# TASK STATEMENT:
Copy each line below as written, but skip the pictures.

-------- RECORD EXCERPTS --------

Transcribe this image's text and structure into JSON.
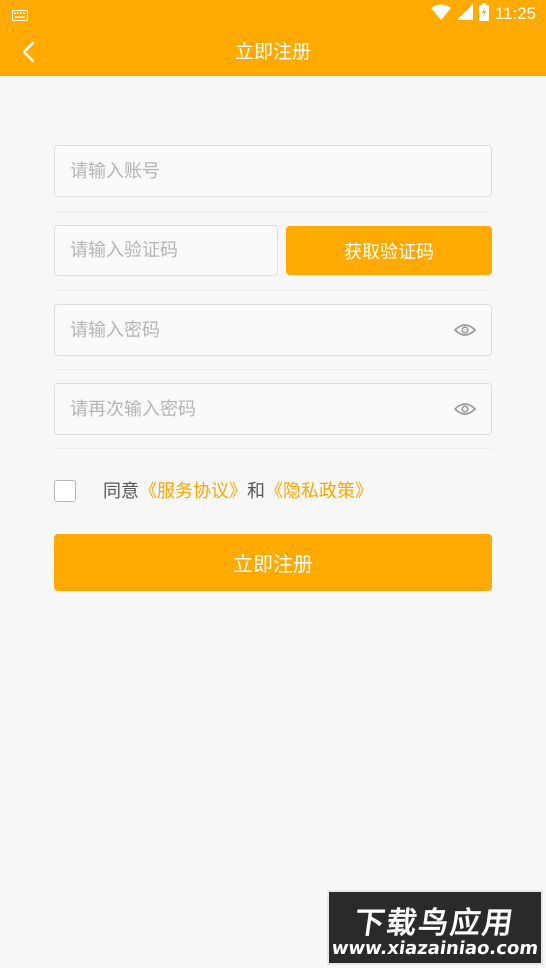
{
  "status_bar": {
    "time": "11:25",
    "left_icon": "keyboard-icon",
    "icons": [
      "wifi-icon",
      "signal-icon",
      "battery-icon"
    ]
  },
  "app_bar": {
    "title": "立即注册",
    "back_icon": "back-arrow-icon"
  },
  "form": {
    "account_placeholder": "请输入账号",
    "code_placeholder": "请输入验证码",
    "get_code_label": "获取验证码",
    "password_placeholder": "请输入密码",
    "confirm_password_placeholder": "请再次输入密码",
    "password_visibility_icon": "eye-icon"
  },
  "agreement": {
    "checked": false,
    "prefix": "同意",
    "service_link": "《服务协议》",
    "conjunction": "和",
    "privacy_link": "《隐私政策》"
  },
  "submit_label": "立即注册",
  "watermark": {
    "title": "下载鸟应用",
    "url": "www.xiazainiao.com"
  },
  "colors": {
    "accent": "#ffaa00",
    "background": "#f7f7f7",
    "link": "#ffa800"
  }
}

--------

# WRITTEN RESPONSE:
Transcribe this image's text and structure into JSON.
{
  "status_bar": {
    "time": "11:25",
    "left_icon": "keyboard-icon",
    "icons": [
      "wifi-icon",
      "signal-icon",
      "battery-icon"
    ]
  },
  "app_bar": {
    "title": "立即注册",
    "back_icon": "back-arrow-icon"
  },
  "form": {
    "account_placeholder": "请输入账号",
    "code_placeholder": "请输入验证码",
    "get_code_label": "获取验证码",
    "password_placeholder": "请输入密码",
    "confirm_password_placeholder": "请再次输入密码",
    "password_visibility_icon": "eye-icon"
  },
  "agreement": {
    "checked": false,
    "prefix": "同意",
    "service_link": "《服务协议》",
    "conjunction": "和",
    "privacy_link": "《隐私政策》"
  },
  "submit_label": "立即注册",
  "watermark": {
    "title": "下载鸟应用",
    "url": "www.xiazainiao.com"
  },
  "colors": {
    "accent": "#ffaa00",
    "background": "#f7f7f7",
    "link": "#ffa800"
  }
}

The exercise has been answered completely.